He started nine games in his first two seasons before the Packers abruptly gave up on him, in part because of Smithís size (5-11, 239) and a mid-October knee injury that ended his 2012 season. When Bishop was lost for the season during 2012 training camp, Smith became the starter until his injury. He played one game with Houston in 2013.
8-Nate Palmer, sixth round, 2013
He appeared in eight games with two starts and 18 tackles as a rookie in making the transition from college defensive end to pro outside linebacker. He is still a work in progress.
9-Abdul Hodge, third round, 2006
As the 67th overall pick, he was a major disappointment. He played in eight games as a rookie with one start. His claim to fame with the Packers was a 29-yard fumble return for a touchdown. Hodge injured his knee and spent the 2007 season on injured reserve. He was cut at the end of training camp in 2008. He spent three seasons with Cincinnati (2008-2010), appearing in 27 games with no starts.
10-Sam Barrington, seventh round, 2013
The inside linebacker played in seven games as a rookie, exclusively on special teams. He injured his hamstring in Week 9 and landed on injured reserve.
11-Terrell Manning, fifth round, 2012
He played in five games as a rookie but got cut at the end of his second training camp. He was signed by San Diego and wound up on the practice squad last season. Minnesota signed him earlier this month.
12-Ricky Elmore, sixth round, 2011
He never made it out of his first training camp with the Packers after being taken No. 197 overall.
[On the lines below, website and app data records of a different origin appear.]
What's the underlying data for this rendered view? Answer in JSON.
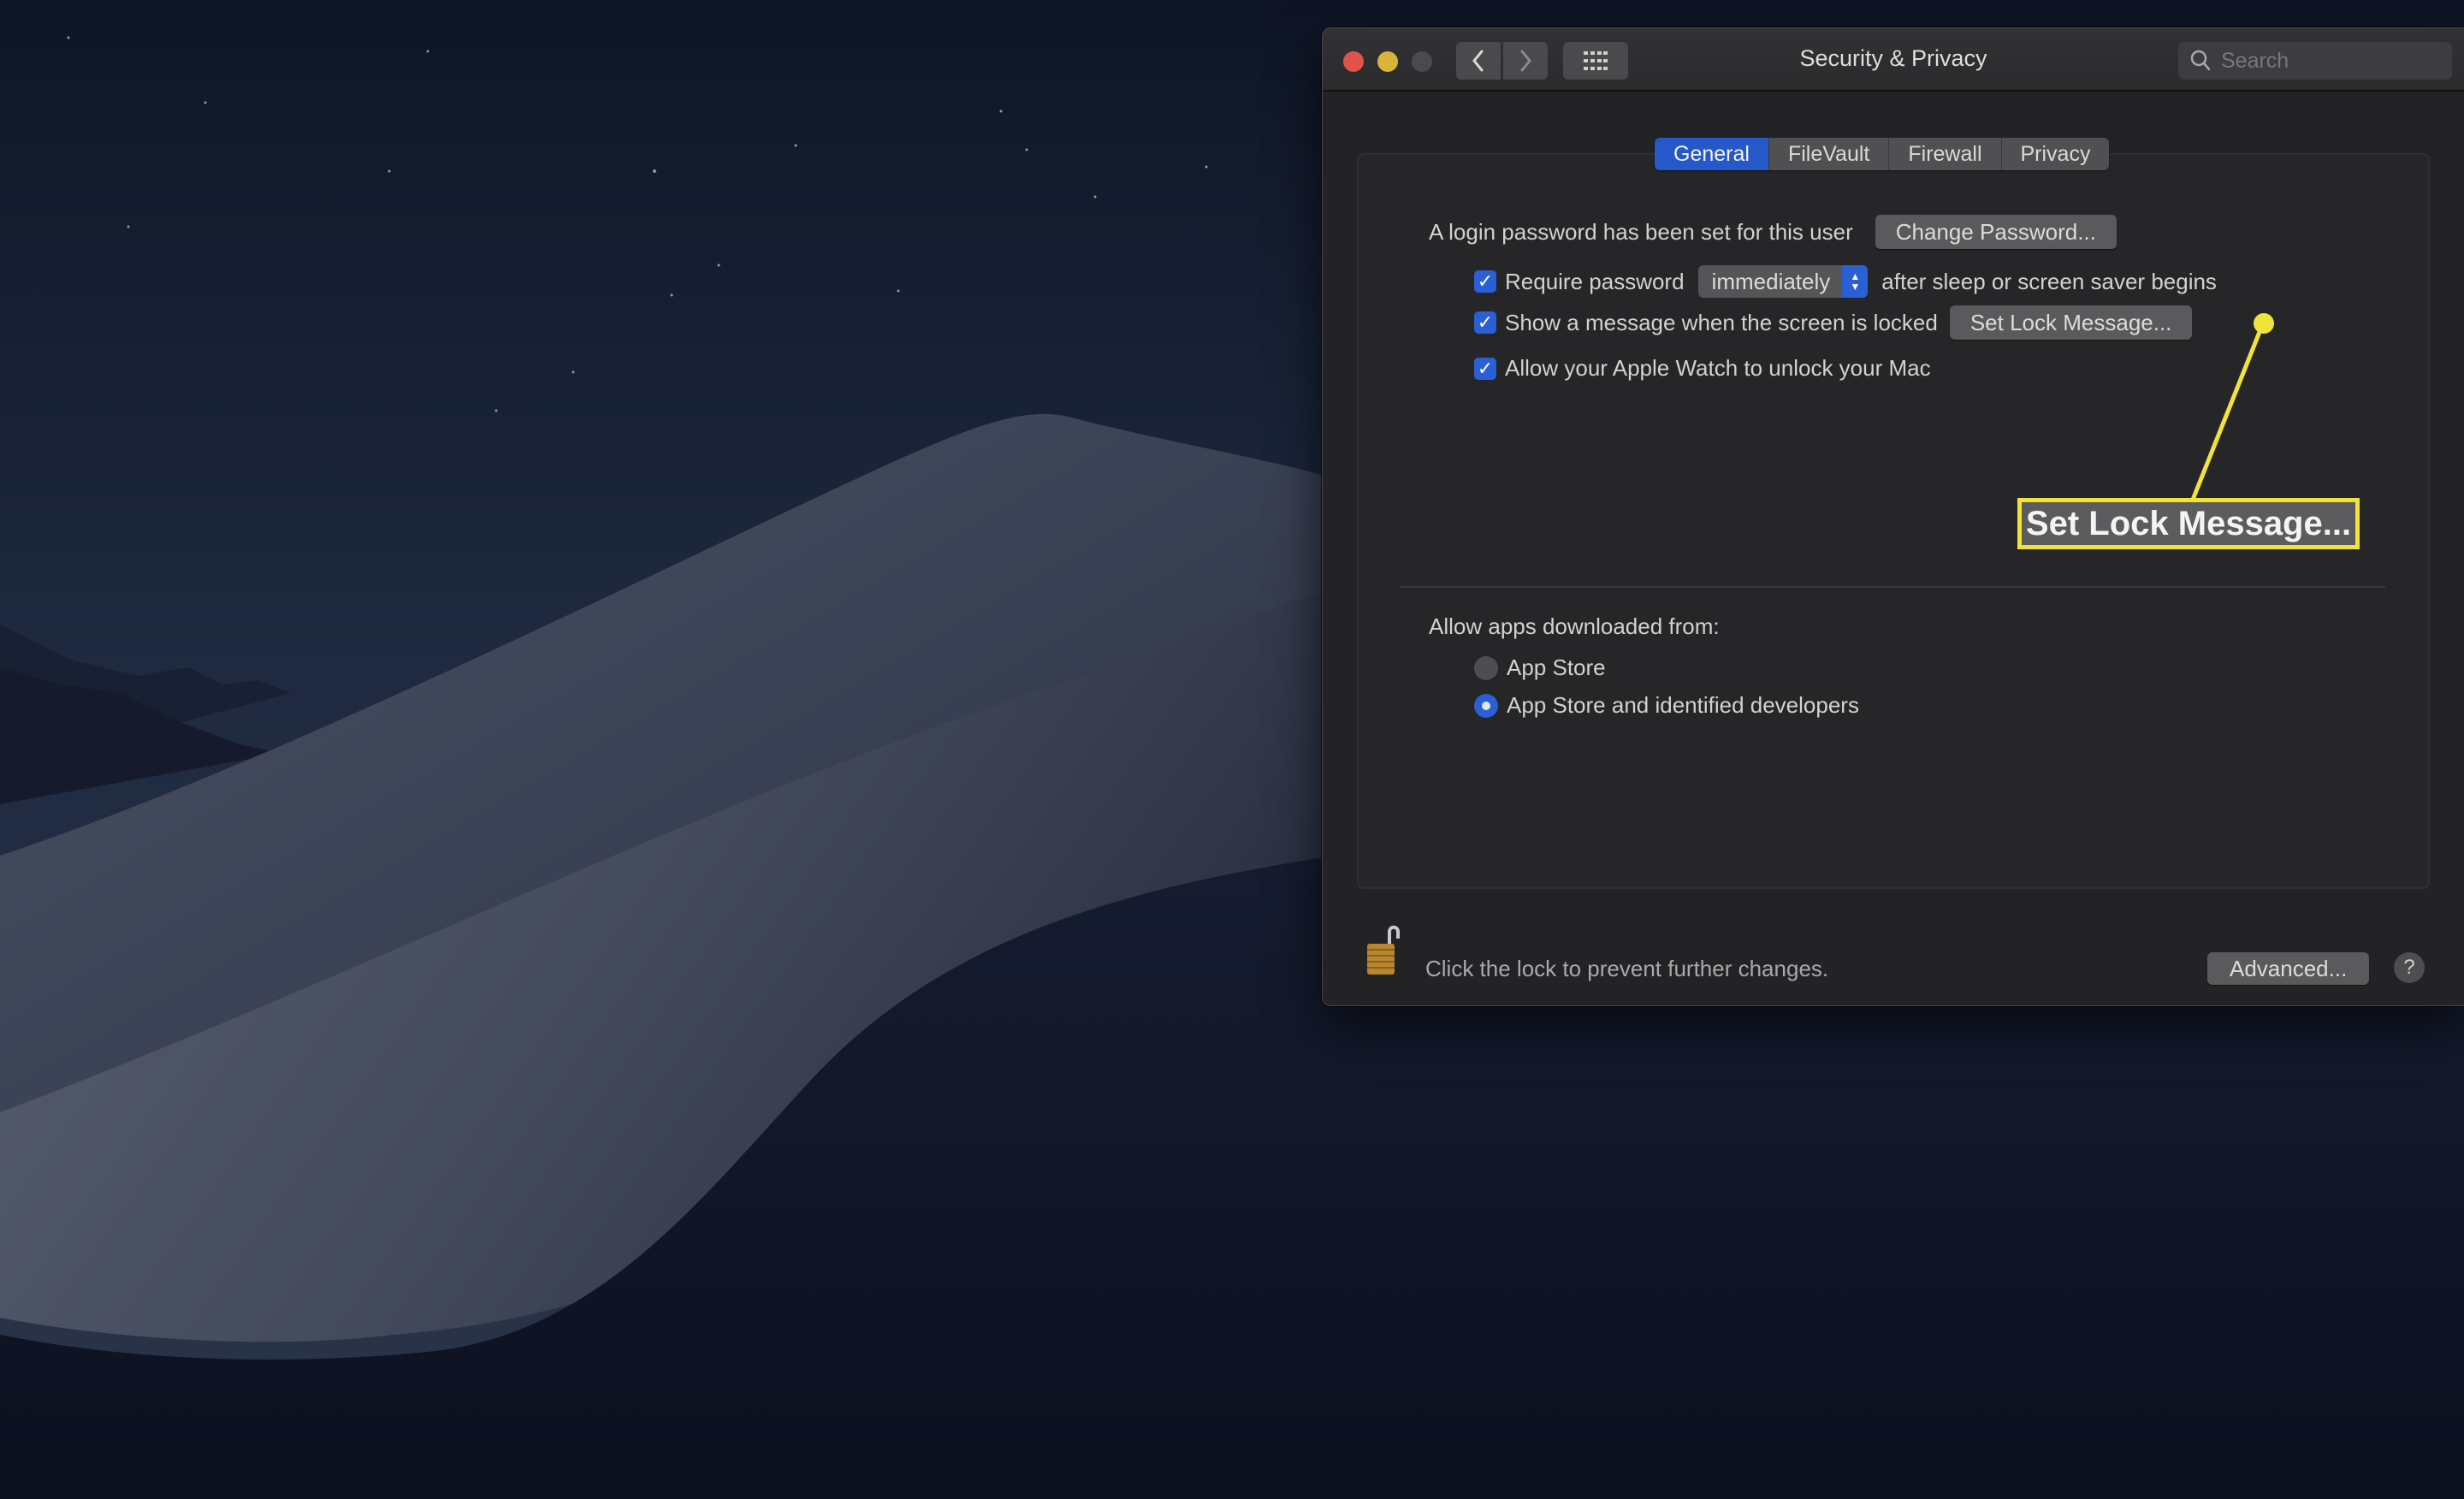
{
  "window": {
    "title": "Security & Privacy",
    "search_placeholder": "Search"
  },
  "tabs": [
    {
      "label": "General",
      "active": true
    },
    {
      "label": "FileVault",
      "active": false
    },
    {
      "label": "Firewall",
      "active": false
    },
    {
      "label": "Privacy",
      "active": false
    }
  ],
  "general": {
    "login_password_text": "A login password has been set for this user",
    "change_password_button": "Change Password...",
    "require_password": {
      "label": "Require password",
      "checked": true,
      "selected_option": "immediately",
      "suffix": "after sleep or screen saver begins"
    },
    "show_message": {
      "label": "Show a message when the screen is locked",
      "checked": true,
      "button": "Set Lock Message..."
    },
    "apple_watch": {
      "label": "Allow your Apple Watch to unlock your Mac",
      "checked": true
    },
    "allow_apps_label": "Allow apps downloaded from:",
    "allow_apps_options": [
      {
        "label": "App Store",
        "selected": false
      },
      {
        "label": "App Store and identified developers",
        "selected": true
      }
    ]
  },
  "footer": {
    "lock_text": "Click the lock to prevent further changes.",
    "advanced_button": "Advanced...",
    "help_label": "?"
  },
  "annotation": {
    "callout_text": "Set Lock Message...",
    "color": "#f2e33a"
  },
  "icons": {
    "back": "chevron-left",
    "forward": "chevron-right",
    "grid": "show-all-grid",
    "search": "magnifying-glass",
    "lock": "padlock-open",
    "check": "✓"
  },
  "colors": {
    "accent": "#2a5fd6",
    "tab_active": "#2558c9",
    "window_bg": "#232325",
    "close": "#e0524a",
    "minimize": "#d9b33a",
    "zoom_disabled": "#4b4b4d"
  }
}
He has spent time on the offseason rosters of four other teams but has never made an NFL roster.
13-Kurt Campbell, seventh round, 2005
He was taken No. 245 overall and was one of just two draft picks in Ted Thompsonís first year as GM that didnít make the team. He spent time on the offseason rosters of Oakland and Tennessee but never made an NFL roster.